So Russia’s trade surplus is actually bad news for Putin, a sign that his country is having trouble using its cash to purchase goods it needs to maintain its war effort.
China’s problem is different: Its trade surplus is a result of long-running internal problems that may, finally, be coming to a head.
Outside observers have long noticed that too little of China’s national income filters down to the public, so that consumer spending has remained weak despite rapid economic growth. Instead, the nation has maintained more or less full employment by channeling cheap credit into increasingly unproductive investment spending, above all a bloated housing market supported by ever-growing private debt.
China has managed to keep this ultimately unsustainable game running for a remarkably long time. At this point, however, China’s housing market appears to be crashing and consumer demand appears to be plunging. This is dragging down the country’s imports — which makes its trade surplus bigger. Again, a surplus can be a sign of weakness, not strength.
Two more points about China.

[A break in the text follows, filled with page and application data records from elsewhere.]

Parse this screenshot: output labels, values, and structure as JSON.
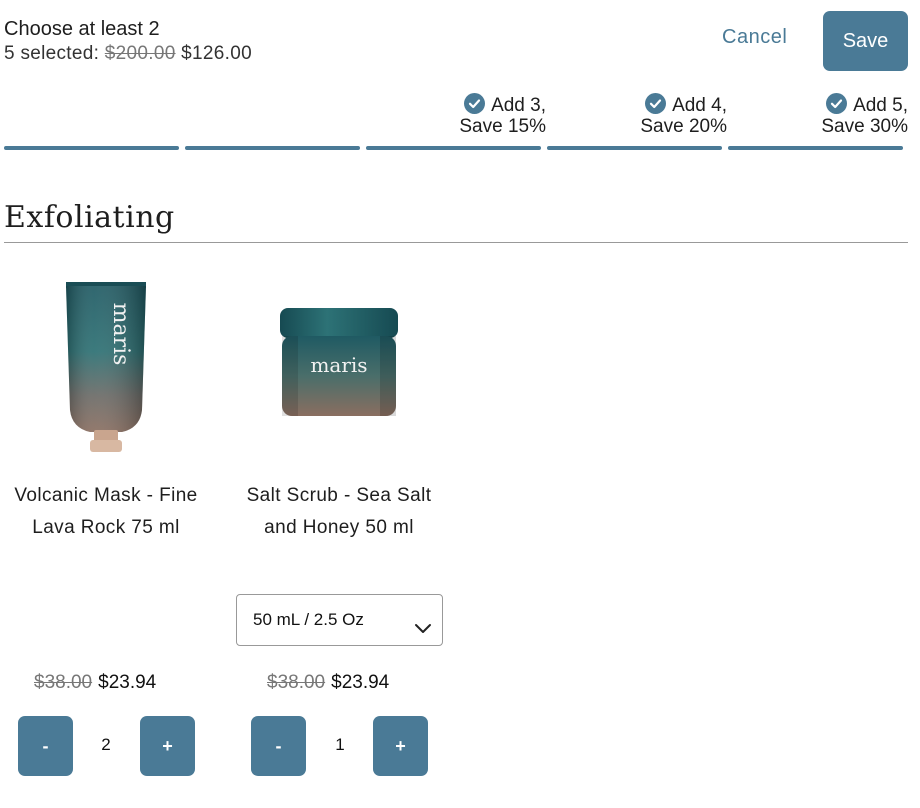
{
  "header": {
    "title": "Choose at least 2",
    "selected_count": "5 selected:",
    "original_total": "$200.00",
    "discounted_total": "$126.00",
    "cancel_label": "Cancel",
    "save_label": "Save"
  },
  "tiers": [
    {
      "line1": "Add 3,",
      "line2": "Save 15%"
    },
    {
      "line1": "Add 4,",
      "line2": "Save 20%"
    },
    {
      "line1": "Add 5,",
      "line2": "Save 30%"
    }
  ],
  "section": {
    "title": "Exfoliating"
  },
  "products": [
    {
      "name": "Volcanic Mask - Fine Lava Rock 75 ml",
      "brand": "maris",
      "original_price": "$38.00",
      "price": "$23.94",
      "quantity": "2",
      "minus": "-",
      "plus": "+"
    },
    {
      "name": "Salt Scrub - Sea Salt and Honey 50 ml",
      "brand": "maris",
      "variant": "50 mL / 2.5 Oz",
      "original_price": "$38.00",
      "price": "$23.94",
      "quantity": "1",
      "minus": "-",
      "plus": "+"
    }
  ],
  "colors": {
    "accent": "#4a7a96"
  },
  "icons": {
    "tier_check": "check-circle-icon",
    "variant_dropdown": "chevron-down-icon"
  }
}
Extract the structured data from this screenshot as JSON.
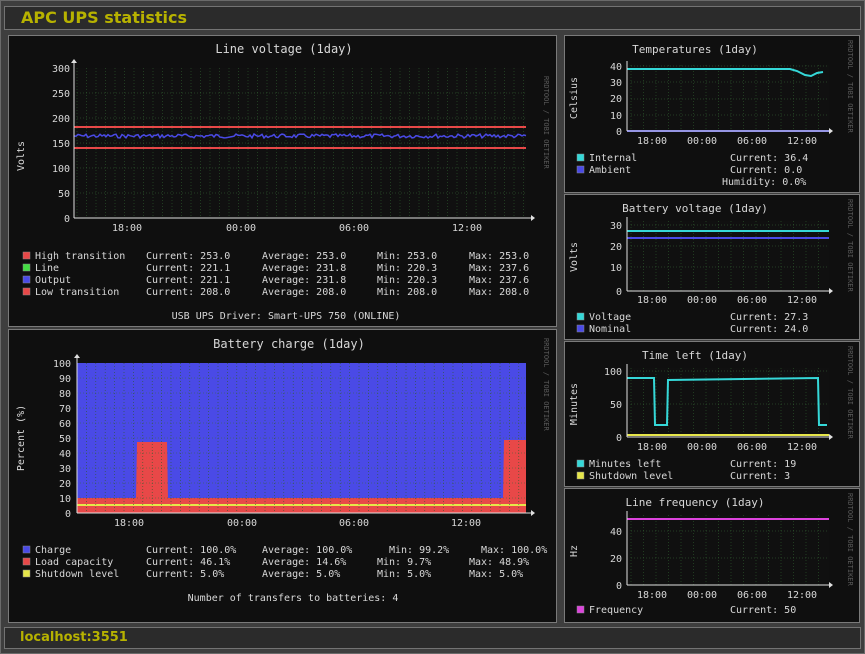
{
  "app": {
    "title": "APC UPS statistics",
    "host": "localhost:3551"
  },
  "watermark": "RRDTOOL / TOBI OETIKER",
  "colors": {
    "red": "#e84848",
    "green": "#44dd44",
    "blue": "#4a4ae6",
    "cyan": "#35d8d8",
    "yellow": "#e6e64a",
    "magenta": "#dd44dd",
    "bg": "#101010",
    "grid": "#2e5a2e"
  },
  "graphs": {
    "line_voltage": {
      "title": "Line voltage  (1day)",
      "ylabel": "Volts",
      "yticks": [
        "300",
        "250",
        "200",
        "150",
        "100",
        "50",
        "0"
      ],
      "xticks": [
        "18:00",
        "00:00",
        "06:00",
        "12:00"
      ],
      "legend": [
        {
          "name": "High transition",
          "color": "red",
          "current": "Current: 253.0",
          "average": "Average: 253.0",
          "min": "Min: 253.0",
          "max": "Max: 253.0"
        },
        {
          "name": "Line",
          "color": "green",
          "current": "Current: 221.1",
          "average": "Average: 231.8",
          "min": "Min: 220.3",
          "max": "Max: 237.6"
        },
        {
          "name": "Output",
          "color": "blue",
          "current": "Current: 221.1",
          "average": "Average: 231.8",
          "min": "Min: 220.3",
          "max": "Max: 237.6"
        },
        {
          "name": "Low transition",
          "color": "red",
          "current": "Current: 208.0",
          "average": "Average: 208.0",
          "min": "Min: 208.0",
          "max": "Max: 208.0"
        }
      ],
      "footer": "USB UPS Driver: Smart-UPS 750 (ONLINE)"
    },
    "battery_charge": {
      "title": "Battery charge  (1day)",
      "ylabel": "Percent (%)",
      "yticks": [
        "100",
        "90",
        "80",
        "70",
        "60",
        "50",
        "40",
        "30",
        "20",
        "10",
        "0"
      ],
      "xticks": [
        "18:00",
        "00:00",
        "06:00",
        "12:00"
      ],
      "legend": [
        {
          "name": "Charge",
          "color": "blue",
          "current": "Current: 100.0%",
          "average": "Average: 100.0%",
          "min": "Min: 99.2%",
          "max": "Max: 100.0%"
        },
        {
          "name": "Load capacity",
          "color": "red",
          "current": "Current: 46.1%",
          "average": "Average: 14.6%",
          "min": "Min:  9.7%",
          "max": "Max: 48.9%"
        },
        {
          "name": "Shutdown level",
          "color": "yellow",
          "current": "Current:  5.0%",
          "average": "Average:  5.0%",
          "min": "Min:  5.0%",
          "max": "Max:  5.0%"
        }
      ],
      "footer": "Number of transfers to batteries: 4"
    },
    "temperatures": {
      "title": "Temperatures  (1day)",
      "ylabel": "Celsius",
      "yticks": [
        "40",
        "30",
        "20",
        "10",
        "0"
      ],
      "xticks": [
        "18:00",
        "00:00",
        "06:00",
        "12:00"
      ],
      "legend": [
        {
          "name": "Internal",
          "color": "cyan",
          "current": "Current: 36.4"
        },
        {
          "name": "Ambient",
          "color": "blue",
          "current": "Current:  0.0"
        }
      ],
      "extra": "Humidity:  0.0%"
    },
    "battery_voltage": {
      "title": "Battery voltage  (1day)",
      "ylabel": "Volts",
      "yticks": [
        "30",
        "20",
        "10",
        "0"
      ],
      "xticks": [
        "18:00",
        "00:00",
        "06:00",
        "12:00"
      ],
      "legend": [
        {
          "name": "Voltage",
          "color": "cyan",
          "current": "Current: 27.3"
        },
        {
          "name": "Nominal",
          "color": "blue",
          "current": "Current: 24.0"
        }
      ]
    },
    "time_left": {
      "title": "Time left  (1day)",
      "ylabel": "Minutes",
      "yticks": [
        "100",
        "50",
        "0"
      ],
      "xticks": [
        "18:00",
        "00:00",
        "06:00",
        "12:00"
      ],
      "legend": [
        {
          "name": "Minutes left",
          "color": "cyan",
          "current": "Current:   19"
        },
        {
          "name": "Shutdown level",
          "color": "yellow",
          "current": "Current:    3"
        }
      ]
    },
    "line_frequency": {
      "title": "Line frequency  (1day)",
      "ylabel": "Hz",
      "yticks": [
        "40",
        "20",
        "0"
      ],
      "xticks": [
        "18:00",
        "00:00",
        "06:00",
        "12:00"
      ],
      "legend": [
        {
          "name": "Frequency",
          "color": "magenta",
          "current": "Current: 50"
        }
      ]
    }
  }
}
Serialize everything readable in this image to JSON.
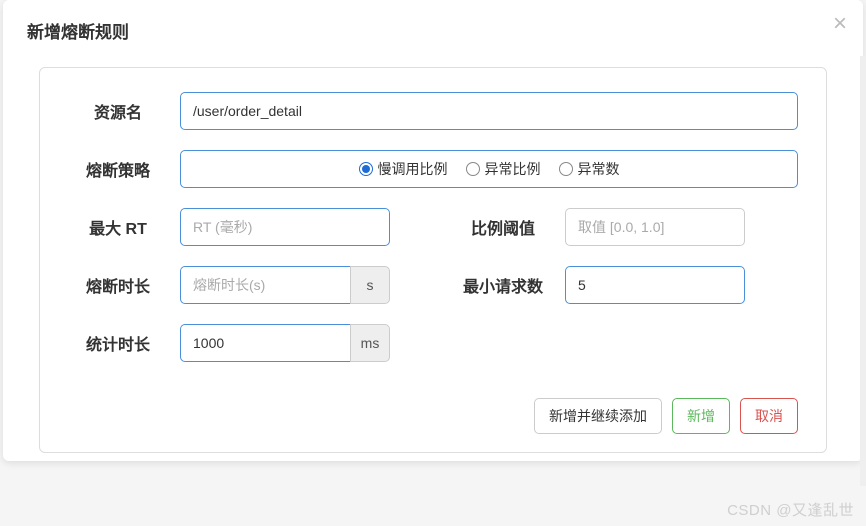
{
  "modal": {
    "title": "新增熔断规则"
  },
  "form": {
    "resource": {
      "label": "资源名",
      "value": "/user/order_detail"
    },
    "strategy": {
      "label": "熔断策略",
      "options": {
        "slow": "慢调用比例",
        "errorRatio": "异常比例",
        "errorCount": "异常数"
      }
    },
    "maxRt": {
      "label": "最大 RT",
      "placeholder": "RT (毫秒)"
    },
    "ratioThreshold": {
      "label": "比例阈值",
      "placeholder": "取值 [0.0, 1.0]"
    },
    "breakDuration": {
      "label": "熔断时长",
      "placeholder": "熔断时长(s)",
      "unit": "s"
    },
    "minRequest": {
      "label": "最小请求数",
      "value": "5"
    },
    "statDuration": {
      "label": "统计时长",
      "value": "1000",
      "unit": "ms"
    }
  },
  "footer": {
    "addContinue": "新增并继续添加",
    "add": "新增",
    "cancel": "取消"
  },
  "watermark": "CSDN @又逢乱世"
}
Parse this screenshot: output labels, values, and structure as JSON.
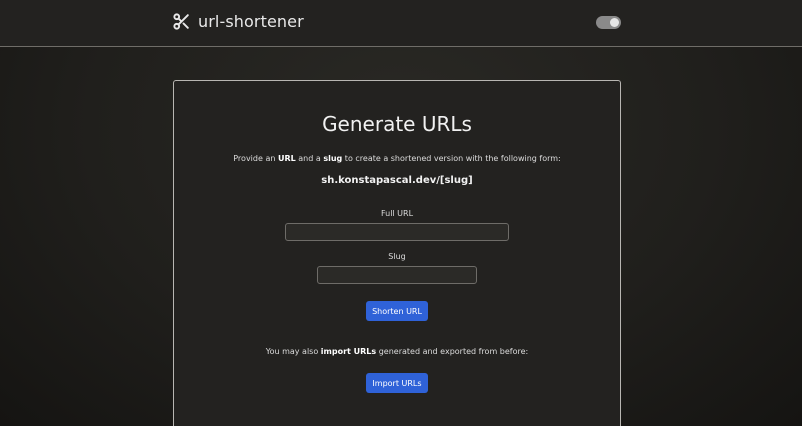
{
  "header": {
    "brand_name": "url-shortener",
    "brand_icon": "scissors-icon",
    "theme_toggle": {
      "state": "on",
      "icon": "toggle-switch"
    }
  },
  "card": {
    "title": "Generate URLs",
    "description": {
      "part1": "Provide an ",
      "bold1": "URL",
      "part2": " and a ",
      "bold2": "slug",
      "part3": " to create a shortened version with the following form:"
    },
    "domain_format": "sh.konstapascal.dev/[slug]",
    "full_url_label": "Full URL",
    "full_url_value": "",
    "slug_label": "Slug",
    "slug_value": "",
    "shorten_button": "Shorten URL",
    "import_text": {
      "part1": "You may also ",
      "bold": "import URLs",
      "part2": " generated and exported from before:"
    },
    "import_button": "Import URLs"
  },
  "colors": {
    "accent": "#2f62d8",
    "background": "#1c1b18",
    "card": "#232220"
  }
}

First, its economy is also suffering from the government’s refusal to revisit a failing COVID strategy, relying on relatively ineffective domestic vaccines and a disruptive policy of draconian lockdowns to contain the pandemic.
Second, under current conditions, weak Chinese demand is, unintentionally, a boon to the rest of the world.
A dozen years ago the world economy was suffering from inadequate demand, and Chinese trade surpluses made the problem worse by sucking purchasing power away from the rest of the world. Today, however, the world economy is suffering from inadequate supply, which has led to high inflation in many countries. In this context Chinese weakness is actually good for the rest of us: Falling Chinese demand is putting a lid on the prices of oil and other commodities, reducing global inflationary pressure.
So what can we learn from dictators and their trade surpluses?
As I said, we’re getting a demonstration that exporting more than you’re importing doesn’t mean that you’re winning: In different ways both Russia’s and China’s trade surpluses represent failure rather than success.
And at a broader level, we’re seeing the trouble with dictatorships, where nobody can tell the leader when he’s wrong. Putin seems to have invaded Ukraine in part because everyone was too afraid to warn him about the limits of Russian military power; China’s COVID response has gone from role model to cautionary tale, probably because nobody dares tell Xi Jinping that his signature policies aren’t working.
So autocracy may be on the march — but not because it works better than democracy. It doesn’t.